“Politically, it is hugely significant as well because it makes the argument for continuing to support Ukraine, not only with weapons deliveries but also crucially the economic aid that it is going to rely on very heavily to keep going over the winter next year. It’s now much easier to make that argument in the West, especially in countries where continued large-scale support was somewhat politically contentious.”

They delivered their latest assessment as Putin vowed to press his attack on Ukraine despite that country’s latest counter-offensive.

Putin said the “liberation” of Ukraine’s entire eastern Donbas region remained Russia’s main military goal and that he sees no need to revise it. “We aren’t in a rush,” the Russian leader said. Meanwhile, bodies have been unearthed at a mass burial site near the city of Izium, in the Kharkiv region, which was recently recaptured from Moscow.

“Tortured, shot, killed by shelling,” Zelensky said. “Entire families are buried there.”

President’s pledge

In a post on Telegram on Tuesday, Ukrainian President Volodymyr Zelensky issues a warning to Russia:

Do you still think that we are ‘one nation?’ Do you still think that you can scare us, break us, make us make concessions?

You really did not understand anything? Don’t understand who we are? What are we for? What are we talking about?

Read my lips: Without gas or without you? Without you. Without light or without you? Without you. Without water or without you? Without you. Without food or without you? Without you.

Cold, hunger, darkness and thirst are not as scary and deadly for us as your ‘friendship and brotherhood’. But history will put everything in its place. And we will be with gas, light, water and food…and WITHOUT you!

In Moscow: ‘I don’t believe in any defeat. Nonsense’

Vladimir Putin may have suffered a humiliating defeat in Ukraine but in Moscow you would hardly know it. People go about their lives in the Russian capital blissfully unaware of the horrendous toll of the war and ignorant of his army’s setbacks.

Marina, 56, a housewife and retired accountant, told The Sunday Post: “I don’t believe in any military defeat, it’s all complete nonsense.

“The TV news says it’s a regrouping, and so it is. Our mood? It hasn’t changed, and why should it?

“Things have remained the same, though prices have risen slightly.”

Some educated Russians can delve deeper on the web and see Western or Ukrainian versions of the retreat from Kharkiv region.

“This looks like more bad news for Putin, and an inexplicable failure by our forces,” said Artyom, 39, a web designer, who reads the foreign media.

“But none of my friends believe me. They think we’re winning, and slaying the mythical Nazis.

“They don’t realise our death toll is as high as 60,000 so far in this criminal war, a tragic figure, as our media do not report it.

“And that’s apart from all the Ukrainians killed and wounded by our forces, including those in atrocities.

“But I cannot say this openly, even to my family and friends.

“They might report me for spreading lies about the Russian army, though these are not lies.”

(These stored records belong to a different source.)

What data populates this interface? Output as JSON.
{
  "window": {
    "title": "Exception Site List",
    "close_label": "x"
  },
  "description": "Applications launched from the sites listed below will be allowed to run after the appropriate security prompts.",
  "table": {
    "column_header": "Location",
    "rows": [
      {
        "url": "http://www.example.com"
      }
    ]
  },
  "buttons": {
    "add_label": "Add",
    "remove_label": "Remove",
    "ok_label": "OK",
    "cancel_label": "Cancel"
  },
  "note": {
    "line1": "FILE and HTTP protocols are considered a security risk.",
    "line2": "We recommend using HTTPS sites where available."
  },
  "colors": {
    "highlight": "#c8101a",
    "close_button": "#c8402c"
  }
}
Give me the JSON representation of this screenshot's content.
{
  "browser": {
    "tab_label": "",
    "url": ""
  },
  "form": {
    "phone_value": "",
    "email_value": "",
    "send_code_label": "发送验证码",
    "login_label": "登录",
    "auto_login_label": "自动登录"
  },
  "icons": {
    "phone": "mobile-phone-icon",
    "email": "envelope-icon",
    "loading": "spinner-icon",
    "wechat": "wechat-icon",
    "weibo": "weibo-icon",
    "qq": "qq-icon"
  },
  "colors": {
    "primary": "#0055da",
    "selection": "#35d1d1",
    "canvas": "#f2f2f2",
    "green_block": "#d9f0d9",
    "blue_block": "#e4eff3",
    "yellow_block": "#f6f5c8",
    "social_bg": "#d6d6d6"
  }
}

Igor, 52, an engineer, receives his news from the state media, and last weekend enjoyed celebrations for the 875th anniversary of the founding of Moscow, attended by Putin.

“The city looked amazing, there’s no feeling of war here, none at all,” he said.

“In Kharkiv, this was a regrouping of our forces. Anyway it is far from Moscow.

“Our president knows exactly what to do. I believe him because I am a patriot of Russia.”

Yet there are other signs that Russians may not be able to ignore as winter approaches.

People’s savings are depleting as prices rise, say studies.

“It’s true shopping gets more expensive, including my favourite Famous Grouse whisky,” Igor complained.

His tipple remains available despite sanctions but has more than doubled in price from £14.60 to £30.70 since the war started in February.

“It’s a price we have to pay to defeat Ukrainian fascism,” he claimed unconvincingly, sticking to the line of TV propagandists.

But as a report by independent Russian media Meduza revealed last week, Putin’s inner circle are turning to alcohol due to their angst over his foolhardy war. The report said he is concerned about the Kremlin booze culture.